Activity: Below is a block of records; reproduce all of them exactly and leave out any pictures.

***

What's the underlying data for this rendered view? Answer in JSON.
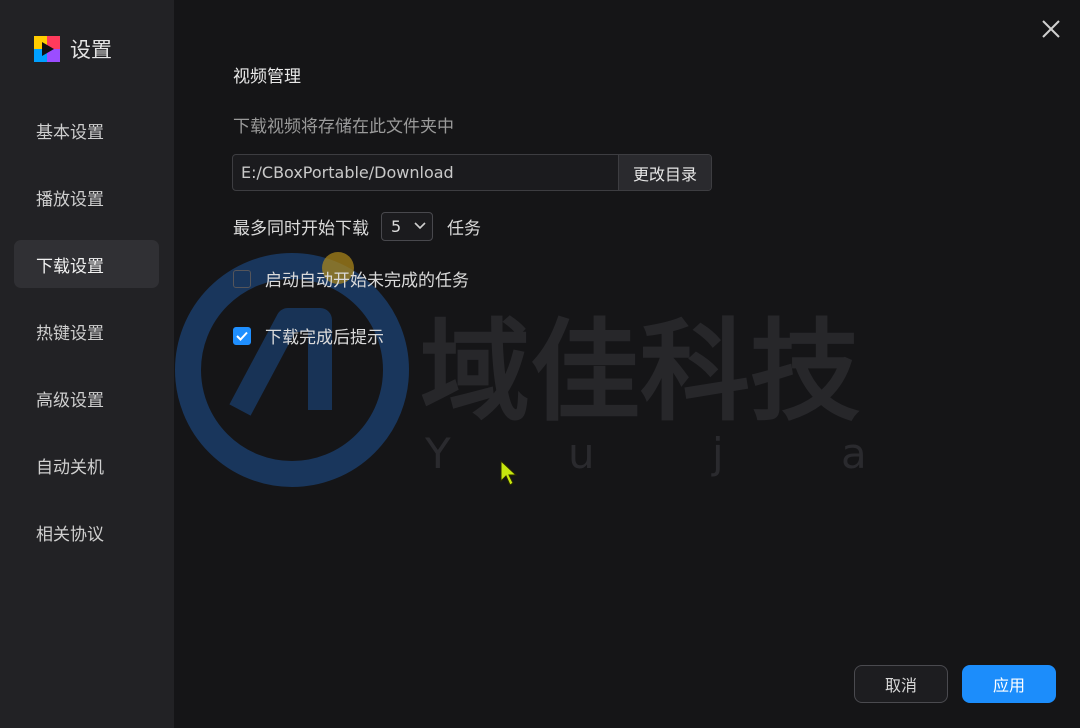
{
  "app": {
    "title": "设置",
    "logo_icon": "cbox-logo-icon"
  },
  "sidebar": {
    "items": [
      {
        "label": "基本设置",
        "active": false
      },
      {
        "label": "播放设置",
        "active": false
      },
      {
        "label": "下载设置",
        "active": true
      },
      {
        "label": "热键设置",
        "active": false
      },
      {
        "label": "高级设置",
        "active": false
      },
      {
        "label": "自动关机",
        "active": false
      },
      {
        "label": "相关协议",
        "active": false
      }
    ]
  },
  "main": {
    "section_title": "视频管理",
    "folder_hint": "下载视频将存储在此文件夹中",
    "download_path": "E:/CBoxPortable/Download",
    "change_dir_label": "更改目录",
    "max_tasks_prefix": "最多同时开始下载",
    "max_tasks_value": "5",
    "max_tasks_suffix": "任务",
    "auto_start_label": "启动自动开始未完成的任务",
    "auto_start_checked": false,
    "notify_label": "下载完成后提示",
    "notify_checked": true
  },
  "watermark": {
    "text": "域佳科技",
    "subtext": "Y u j a"
  },
  "footer": {
    "cancel_label": "取消",
    "apply_label": "应用"
  },
  "colors": {
    "accent": "#1c8dfb",
    "sidebar_bg": "#222225",
    "content_bg": "#151517",
    "active_item_bg": "#303034"
  }
}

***

Result:
What's the underlying data for this rendered view? Answer in JSON.
{
  "app": {
    "title": "设置",
    "logo_icon": "cbox-logo-icon"
  },
  "sidebar": {
    "items": [
      {
        "label": "基本设置",
        "active": false
      },
      {
        "label": "播放设置",
        "active": false
      },
      {
        "label": "下载设置",
        "active": true
      },
      {
        "label": "热键设置",
        "active": false
      },
      {
        "label": "高级设置",
        "active": false
      },
      {
        "label": "自动关机",
        "active": false
      },
      {
        "label": "相关协议",
        "active": false
      }
    ]
  },
  "main": {
    "section_title": "视频管理",
    "folder_hint": "下载视频将存储在此文件夹中",
    "download_path": "E:/CBoxPortable/Download",
    "change_dir_label": "更改目录",
    "max_tasks_prefix": "最多同时开始下载",
    "max_tasks_value": "5",
    "max_tasks_suffix": "任务",
    "auto_start_label": "启动自动开始未完成的任务",
    "auto_start_checked": false,
    "notify_label": "下载完成后提示",
    "notify_checked": true
  },
  "watermark": {
    "text": "域佳科技",
    "subtext": "Y u j a"
  },
  "footer": {
    "cancel_label": "取消",
    "apply_label": "应用"
  },
  "colors": {
    "accent": "#1c8dfb",
    "sidebar_bg": "#222225",
    "content_bg": "#151517",
    "active_item_bg": "#303034"
  }
}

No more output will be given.